→ **What to produce**: Search the data below for "https"; list each line that holds it.

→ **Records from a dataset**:
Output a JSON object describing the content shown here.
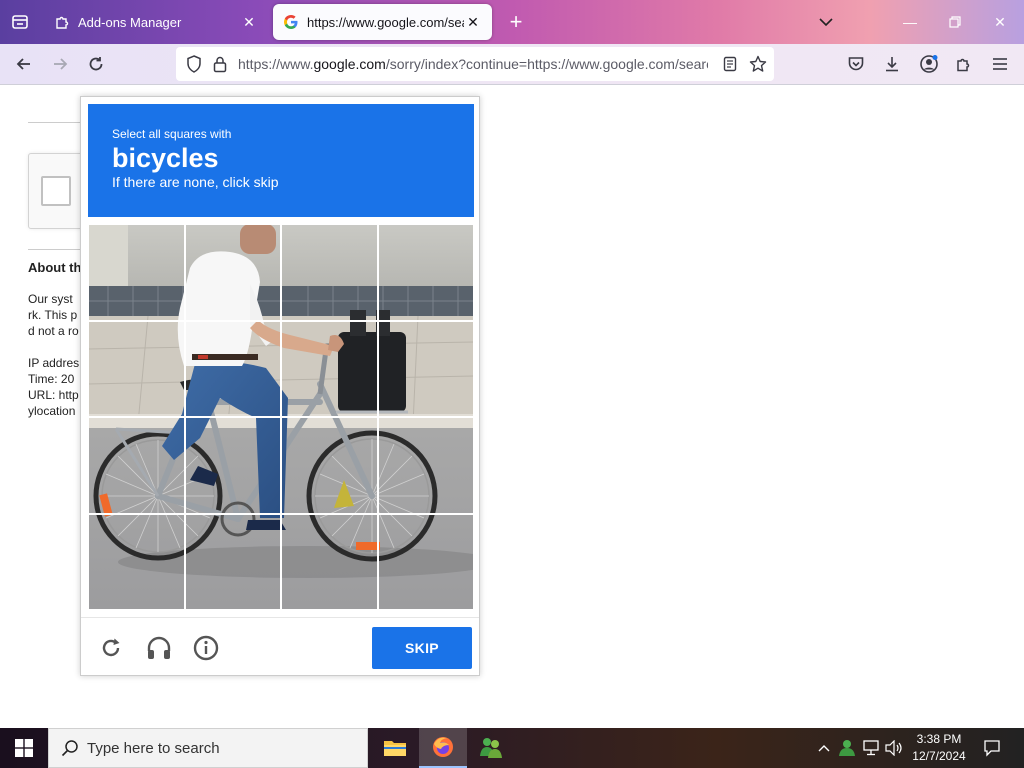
{
  "browser": {
    "tabs": [
      {
        "title": "Add-ons Manager",
        "active": false
      },
      {
        "title": "https://www.google.com/search",
        "active": true
      }
    ],
    "url_domain_prefix": "https://www.",
    "url_domain": "google.com",
    "url_rest": "/sorry/index?continue=https://www.google.com/search",
    "accent_color": "#1a73e8"
  },
  "page_background": {
    "heading": "About th",
    "lines": [
      "Our syst",
      "rk. This p",
      "d not a ro",
      "IP addres",
      "Time: 20",
      "URL: http",
      "ylocation"
    ]
  },
  "captcha": {
    "instruction_top": "Select all squares with",
    "target": "bicycles",
    "instruction_bottom": "If there are none, click skip",
    "skip_label": "SKIP",
    "grid_rows": 4,
    "grid_cols": 4,
    "icons": [
      "reload-icon",
      "audio-icon",
      "info-icon"
    ]
  },
  "taskbar": {
    "search_placeholder": "Type here to search",
    "time": "3:38 PM",
    "date": "12/7/2024",
    "apps": [
      "file-explorer-icon",
      "firefox-icon",
      "messenger-icon"
    ]
  }
}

→ **Solution to this exercise**:
        "title": "https://www.google.com/search",
    "url_domain_prefix": "https://www.",
    "url_rest": "/sorry/index?continue=https://www.google.com/search",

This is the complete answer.